▼

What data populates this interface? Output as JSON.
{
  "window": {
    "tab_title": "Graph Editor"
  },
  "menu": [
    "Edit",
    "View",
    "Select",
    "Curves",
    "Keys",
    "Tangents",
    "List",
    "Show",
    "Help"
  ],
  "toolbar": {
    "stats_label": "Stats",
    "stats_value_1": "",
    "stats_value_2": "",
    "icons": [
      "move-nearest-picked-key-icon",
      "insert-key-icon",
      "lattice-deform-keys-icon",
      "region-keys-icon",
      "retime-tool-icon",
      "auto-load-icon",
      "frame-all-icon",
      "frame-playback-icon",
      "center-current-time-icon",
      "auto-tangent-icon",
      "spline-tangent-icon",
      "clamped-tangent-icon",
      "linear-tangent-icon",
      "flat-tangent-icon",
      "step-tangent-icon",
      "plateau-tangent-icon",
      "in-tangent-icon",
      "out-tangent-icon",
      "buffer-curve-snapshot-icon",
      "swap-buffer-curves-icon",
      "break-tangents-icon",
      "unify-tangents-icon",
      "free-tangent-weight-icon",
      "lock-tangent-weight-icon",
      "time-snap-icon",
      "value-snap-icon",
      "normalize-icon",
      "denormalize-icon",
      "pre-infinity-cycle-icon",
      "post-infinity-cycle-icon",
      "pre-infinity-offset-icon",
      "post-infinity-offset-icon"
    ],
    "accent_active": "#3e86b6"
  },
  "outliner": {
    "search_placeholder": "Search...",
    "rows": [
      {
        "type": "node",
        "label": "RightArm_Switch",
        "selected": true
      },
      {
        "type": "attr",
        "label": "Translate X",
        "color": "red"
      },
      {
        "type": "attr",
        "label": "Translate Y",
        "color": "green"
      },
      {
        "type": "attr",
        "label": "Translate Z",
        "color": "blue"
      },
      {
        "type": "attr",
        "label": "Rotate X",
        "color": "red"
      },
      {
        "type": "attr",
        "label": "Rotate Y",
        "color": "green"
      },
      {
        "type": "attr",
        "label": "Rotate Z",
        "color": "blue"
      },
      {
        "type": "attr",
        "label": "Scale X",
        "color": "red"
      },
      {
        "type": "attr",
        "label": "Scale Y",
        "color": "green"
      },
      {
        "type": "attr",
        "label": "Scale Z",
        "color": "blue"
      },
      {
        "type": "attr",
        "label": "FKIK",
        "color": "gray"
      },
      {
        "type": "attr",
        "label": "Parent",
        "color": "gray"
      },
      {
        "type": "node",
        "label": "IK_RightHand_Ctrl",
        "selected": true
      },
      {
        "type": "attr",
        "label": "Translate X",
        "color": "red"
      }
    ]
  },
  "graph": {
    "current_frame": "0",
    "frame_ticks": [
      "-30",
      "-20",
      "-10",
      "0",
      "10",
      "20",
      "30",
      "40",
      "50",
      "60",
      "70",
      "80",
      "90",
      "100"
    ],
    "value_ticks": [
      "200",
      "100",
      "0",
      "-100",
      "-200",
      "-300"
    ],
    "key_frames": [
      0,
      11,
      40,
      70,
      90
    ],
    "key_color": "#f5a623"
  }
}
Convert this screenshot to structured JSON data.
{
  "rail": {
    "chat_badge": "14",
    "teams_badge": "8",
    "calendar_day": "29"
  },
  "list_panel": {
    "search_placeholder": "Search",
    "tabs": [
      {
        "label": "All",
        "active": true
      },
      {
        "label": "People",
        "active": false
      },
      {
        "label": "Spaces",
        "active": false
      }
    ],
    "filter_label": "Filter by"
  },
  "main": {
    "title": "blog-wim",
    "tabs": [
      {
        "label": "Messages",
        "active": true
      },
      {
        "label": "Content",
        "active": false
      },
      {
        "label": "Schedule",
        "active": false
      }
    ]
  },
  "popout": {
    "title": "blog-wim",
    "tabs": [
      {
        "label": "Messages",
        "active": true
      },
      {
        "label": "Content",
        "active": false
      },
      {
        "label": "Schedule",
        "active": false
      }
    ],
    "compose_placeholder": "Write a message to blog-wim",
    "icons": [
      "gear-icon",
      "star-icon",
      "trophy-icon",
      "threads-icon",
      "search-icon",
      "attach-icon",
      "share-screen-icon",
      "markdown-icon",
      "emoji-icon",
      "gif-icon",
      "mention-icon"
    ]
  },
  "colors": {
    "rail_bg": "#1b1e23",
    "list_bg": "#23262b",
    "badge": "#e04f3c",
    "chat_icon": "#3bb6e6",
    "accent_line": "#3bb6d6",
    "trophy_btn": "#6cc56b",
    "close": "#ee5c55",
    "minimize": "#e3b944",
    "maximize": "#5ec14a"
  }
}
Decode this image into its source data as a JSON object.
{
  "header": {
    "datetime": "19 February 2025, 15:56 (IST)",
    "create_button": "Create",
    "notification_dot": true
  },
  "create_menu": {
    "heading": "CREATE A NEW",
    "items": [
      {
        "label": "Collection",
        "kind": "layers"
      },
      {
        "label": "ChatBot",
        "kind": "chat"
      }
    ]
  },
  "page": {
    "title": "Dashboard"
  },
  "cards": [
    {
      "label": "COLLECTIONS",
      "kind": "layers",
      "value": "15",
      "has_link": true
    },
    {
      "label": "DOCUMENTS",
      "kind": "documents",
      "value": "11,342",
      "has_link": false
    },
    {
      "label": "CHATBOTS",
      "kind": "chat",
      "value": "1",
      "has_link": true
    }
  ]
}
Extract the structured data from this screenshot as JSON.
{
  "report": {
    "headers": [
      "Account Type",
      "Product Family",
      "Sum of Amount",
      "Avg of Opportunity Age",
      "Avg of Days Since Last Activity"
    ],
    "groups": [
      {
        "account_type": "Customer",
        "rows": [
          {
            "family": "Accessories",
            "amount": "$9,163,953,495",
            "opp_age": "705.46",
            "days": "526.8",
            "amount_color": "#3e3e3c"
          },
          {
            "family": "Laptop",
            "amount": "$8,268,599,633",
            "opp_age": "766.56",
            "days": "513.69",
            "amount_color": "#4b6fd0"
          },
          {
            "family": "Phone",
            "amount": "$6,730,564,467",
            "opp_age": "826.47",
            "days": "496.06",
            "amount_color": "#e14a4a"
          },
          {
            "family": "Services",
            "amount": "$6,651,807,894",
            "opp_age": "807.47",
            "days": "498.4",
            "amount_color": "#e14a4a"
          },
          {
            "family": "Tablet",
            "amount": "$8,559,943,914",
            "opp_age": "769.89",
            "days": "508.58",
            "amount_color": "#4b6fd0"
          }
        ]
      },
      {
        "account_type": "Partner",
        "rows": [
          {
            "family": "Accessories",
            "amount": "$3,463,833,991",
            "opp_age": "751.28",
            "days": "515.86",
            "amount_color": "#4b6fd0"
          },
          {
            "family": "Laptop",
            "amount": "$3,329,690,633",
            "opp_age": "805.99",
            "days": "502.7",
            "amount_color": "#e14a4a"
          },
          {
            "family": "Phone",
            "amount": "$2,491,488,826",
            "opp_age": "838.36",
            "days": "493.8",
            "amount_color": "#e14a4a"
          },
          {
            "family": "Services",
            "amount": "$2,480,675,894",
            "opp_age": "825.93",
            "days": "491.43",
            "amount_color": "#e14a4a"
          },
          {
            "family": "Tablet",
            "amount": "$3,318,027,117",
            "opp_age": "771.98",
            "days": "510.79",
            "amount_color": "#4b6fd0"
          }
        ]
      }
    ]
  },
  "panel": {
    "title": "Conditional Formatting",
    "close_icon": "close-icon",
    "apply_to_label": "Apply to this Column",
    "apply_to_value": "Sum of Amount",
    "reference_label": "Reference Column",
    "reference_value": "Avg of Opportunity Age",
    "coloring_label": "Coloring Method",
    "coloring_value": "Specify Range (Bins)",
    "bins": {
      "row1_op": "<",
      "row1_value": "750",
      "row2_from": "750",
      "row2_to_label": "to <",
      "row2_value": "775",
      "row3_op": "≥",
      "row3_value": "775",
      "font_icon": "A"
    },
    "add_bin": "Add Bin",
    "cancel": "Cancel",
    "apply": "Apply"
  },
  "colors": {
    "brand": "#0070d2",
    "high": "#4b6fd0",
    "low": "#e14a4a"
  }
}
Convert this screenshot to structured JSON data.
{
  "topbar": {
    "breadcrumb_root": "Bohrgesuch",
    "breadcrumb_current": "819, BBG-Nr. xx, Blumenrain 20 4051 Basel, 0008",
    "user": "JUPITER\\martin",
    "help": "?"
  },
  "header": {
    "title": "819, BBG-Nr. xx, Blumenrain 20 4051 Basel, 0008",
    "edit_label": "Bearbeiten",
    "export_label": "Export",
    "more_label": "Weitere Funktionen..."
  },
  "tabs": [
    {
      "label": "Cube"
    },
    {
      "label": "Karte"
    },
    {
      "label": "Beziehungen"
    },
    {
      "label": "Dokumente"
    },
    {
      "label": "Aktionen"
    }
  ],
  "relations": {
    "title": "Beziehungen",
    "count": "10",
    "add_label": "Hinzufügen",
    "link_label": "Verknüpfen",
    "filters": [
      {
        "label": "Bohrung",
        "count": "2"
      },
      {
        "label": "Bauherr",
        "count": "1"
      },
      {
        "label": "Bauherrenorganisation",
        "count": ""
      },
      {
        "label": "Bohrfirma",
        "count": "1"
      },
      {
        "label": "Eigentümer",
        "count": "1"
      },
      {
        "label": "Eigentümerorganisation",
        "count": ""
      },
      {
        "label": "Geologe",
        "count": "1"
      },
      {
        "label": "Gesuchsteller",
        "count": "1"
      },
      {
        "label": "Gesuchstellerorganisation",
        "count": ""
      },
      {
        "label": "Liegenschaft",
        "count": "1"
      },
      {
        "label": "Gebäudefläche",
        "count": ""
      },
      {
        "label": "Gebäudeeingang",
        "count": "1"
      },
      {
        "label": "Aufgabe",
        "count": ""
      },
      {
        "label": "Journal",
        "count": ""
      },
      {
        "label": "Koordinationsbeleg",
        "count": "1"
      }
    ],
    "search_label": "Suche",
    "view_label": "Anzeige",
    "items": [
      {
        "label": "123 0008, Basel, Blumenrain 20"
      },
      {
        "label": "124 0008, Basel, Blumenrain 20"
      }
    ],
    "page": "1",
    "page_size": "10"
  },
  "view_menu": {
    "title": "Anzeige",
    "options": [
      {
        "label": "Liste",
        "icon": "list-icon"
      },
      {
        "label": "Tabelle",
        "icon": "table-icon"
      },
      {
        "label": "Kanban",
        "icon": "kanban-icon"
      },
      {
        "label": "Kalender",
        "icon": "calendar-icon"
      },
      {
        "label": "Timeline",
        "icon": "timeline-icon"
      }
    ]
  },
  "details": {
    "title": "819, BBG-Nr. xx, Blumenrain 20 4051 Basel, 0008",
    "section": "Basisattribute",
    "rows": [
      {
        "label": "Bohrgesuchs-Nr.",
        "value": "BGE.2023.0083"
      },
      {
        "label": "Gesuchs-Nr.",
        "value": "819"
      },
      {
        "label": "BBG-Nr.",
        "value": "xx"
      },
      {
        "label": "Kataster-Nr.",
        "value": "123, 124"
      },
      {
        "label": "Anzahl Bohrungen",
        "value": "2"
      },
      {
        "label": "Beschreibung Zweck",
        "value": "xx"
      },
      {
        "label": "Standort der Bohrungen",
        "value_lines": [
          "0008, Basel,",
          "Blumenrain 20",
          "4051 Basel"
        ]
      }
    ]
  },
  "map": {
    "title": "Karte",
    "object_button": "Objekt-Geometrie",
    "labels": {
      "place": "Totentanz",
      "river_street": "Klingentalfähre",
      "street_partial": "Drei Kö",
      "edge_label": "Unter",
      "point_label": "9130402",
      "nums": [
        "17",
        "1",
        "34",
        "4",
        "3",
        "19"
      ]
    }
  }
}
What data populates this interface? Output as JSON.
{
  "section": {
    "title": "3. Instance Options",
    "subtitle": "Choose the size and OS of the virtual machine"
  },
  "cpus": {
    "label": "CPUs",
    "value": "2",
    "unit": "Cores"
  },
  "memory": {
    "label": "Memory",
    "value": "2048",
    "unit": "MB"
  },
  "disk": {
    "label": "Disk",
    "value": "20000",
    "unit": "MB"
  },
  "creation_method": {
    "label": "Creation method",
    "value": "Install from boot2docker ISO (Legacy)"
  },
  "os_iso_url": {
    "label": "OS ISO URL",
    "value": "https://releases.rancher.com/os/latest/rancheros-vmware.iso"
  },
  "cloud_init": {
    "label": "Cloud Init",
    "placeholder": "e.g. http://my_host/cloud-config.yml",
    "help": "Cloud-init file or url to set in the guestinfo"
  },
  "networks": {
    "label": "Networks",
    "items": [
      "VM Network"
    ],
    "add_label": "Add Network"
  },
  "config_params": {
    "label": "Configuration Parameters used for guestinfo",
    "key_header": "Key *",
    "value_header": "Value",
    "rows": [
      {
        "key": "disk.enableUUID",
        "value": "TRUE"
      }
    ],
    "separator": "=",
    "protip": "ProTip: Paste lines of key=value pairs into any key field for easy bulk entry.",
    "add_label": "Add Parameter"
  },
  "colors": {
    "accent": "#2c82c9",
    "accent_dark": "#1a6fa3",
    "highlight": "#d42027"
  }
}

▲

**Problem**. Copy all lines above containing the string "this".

**Response to the exercise**.
What data populates this interface? Output as JSON.
Convert this screenshot to structured JSON data.
Decode this image into its source data as a JSON object.
Extract the structured data from this screenshot as JSON.
    "apply_to_label": "Apply to this Column",
Convert this screenshot to structured JSON data.
What data populates this interface? Output as JSON.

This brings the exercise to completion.